What to do - In the records that follow, locate every line with "this" and extract it.

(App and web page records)

-- Opening Marker --

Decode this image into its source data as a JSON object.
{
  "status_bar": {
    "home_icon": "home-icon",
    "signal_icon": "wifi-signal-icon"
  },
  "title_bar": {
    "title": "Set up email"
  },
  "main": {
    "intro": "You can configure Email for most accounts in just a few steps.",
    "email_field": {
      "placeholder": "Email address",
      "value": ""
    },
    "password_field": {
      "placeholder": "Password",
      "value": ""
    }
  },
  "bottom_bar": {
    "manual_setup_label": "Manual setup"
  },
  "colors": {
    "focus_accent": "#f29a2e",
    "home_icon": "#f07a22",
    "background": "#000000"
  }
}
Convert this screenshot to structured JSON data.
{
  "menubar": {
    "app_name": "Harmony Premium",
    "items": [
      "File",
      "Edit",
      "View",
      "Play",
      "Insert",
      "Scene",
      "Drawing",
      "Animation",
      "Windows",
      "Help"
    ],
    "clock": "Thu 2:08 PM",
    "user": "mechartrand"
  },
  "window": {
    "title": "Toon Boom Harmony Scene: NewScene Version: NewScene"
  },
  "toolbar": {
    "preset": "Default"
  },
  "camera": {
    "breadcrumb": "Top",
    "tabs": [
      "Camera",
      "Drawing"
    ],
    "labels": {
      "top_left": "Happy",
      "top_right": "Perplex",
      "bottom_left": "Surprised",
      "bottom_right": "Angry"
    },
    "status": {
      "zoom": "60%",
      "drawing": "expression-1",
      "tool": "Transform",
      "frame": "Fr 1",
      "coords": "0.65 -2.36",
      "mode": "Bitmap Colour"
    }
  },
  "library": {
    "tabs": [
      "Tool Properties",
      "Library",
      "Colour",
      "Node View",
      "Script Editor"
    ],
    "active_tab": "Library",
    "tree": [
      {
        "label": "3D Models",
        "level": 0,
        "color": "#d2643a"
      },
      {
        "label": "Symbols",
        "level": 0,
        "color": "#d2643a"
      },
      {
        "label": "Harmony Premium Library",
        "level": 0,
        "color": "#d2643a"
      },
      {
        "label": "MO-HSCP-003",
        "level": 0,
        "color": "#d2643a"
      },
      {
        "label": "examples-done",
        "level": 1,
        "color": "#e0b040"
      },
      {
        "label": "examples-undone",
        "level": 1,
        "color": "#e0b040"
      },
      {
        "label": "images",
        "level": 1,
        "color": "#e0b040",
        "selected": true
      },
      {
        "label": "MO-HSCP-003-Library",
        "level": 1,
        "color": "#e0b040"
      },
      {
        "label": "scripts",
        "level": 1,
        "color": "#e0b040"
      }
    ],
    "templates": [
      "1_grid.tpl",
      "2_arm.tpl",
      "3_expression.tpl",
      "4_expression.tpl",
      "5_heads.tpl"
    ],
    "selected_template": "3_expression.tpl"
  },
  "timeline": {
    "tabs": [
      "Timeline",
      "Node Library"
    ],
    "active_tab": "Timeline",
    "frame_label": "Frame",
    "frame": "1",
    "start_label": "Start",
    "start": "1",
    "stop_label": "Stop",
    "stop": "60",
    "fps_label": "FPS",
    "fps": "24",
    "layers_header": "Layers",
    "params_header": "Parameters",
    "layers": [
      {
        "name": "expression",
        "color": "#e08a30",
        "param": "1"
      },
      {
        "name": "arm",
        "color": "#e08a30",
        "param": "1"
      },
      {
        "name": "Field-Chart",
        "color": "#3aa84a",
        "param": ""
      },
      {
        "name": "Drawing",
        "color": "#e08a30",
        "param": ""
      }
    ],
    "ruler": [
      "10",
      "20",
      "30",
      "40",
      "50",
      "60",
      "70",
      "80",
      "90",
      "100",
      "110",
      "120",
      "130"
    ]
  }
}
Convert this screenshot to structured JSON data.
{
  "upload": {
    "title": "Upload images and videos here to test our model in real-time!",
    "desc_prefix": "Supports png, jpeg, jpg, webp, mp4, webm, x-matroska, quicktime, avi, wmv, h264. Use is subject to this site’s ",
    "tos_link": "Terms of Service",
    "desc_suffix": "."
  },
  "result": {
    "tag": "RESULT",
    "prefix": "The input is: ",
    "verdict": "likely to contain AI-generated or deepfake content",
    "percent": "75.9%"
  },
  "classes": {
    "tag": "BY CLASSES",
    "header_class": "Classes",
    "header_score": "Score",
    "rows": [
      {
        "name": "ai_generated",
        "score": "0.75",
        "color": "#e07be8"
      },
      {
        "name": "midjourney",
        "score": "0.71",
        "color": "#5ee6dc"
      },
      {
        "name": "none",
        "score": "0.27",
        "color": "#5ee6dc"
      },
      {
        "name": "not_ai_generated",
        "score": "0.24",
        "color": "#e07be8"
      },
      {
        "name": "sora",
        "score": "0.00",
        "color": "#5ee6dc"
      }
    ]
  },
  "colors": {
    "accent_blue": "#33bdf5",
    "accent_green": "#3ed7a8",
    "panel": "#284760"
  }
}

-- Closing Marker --

Answer section -
Decode this image into its source data as a JSON object.
Convert this screenshot to structured JSON data.
Convert this screenshot to structured JSON data.
    "desc_prefix": "Supports png, jpeg, jpg, webp, mp4, webm, x-matroska, quicktime, avi, wmv, h264. Use is subject to this site’s ",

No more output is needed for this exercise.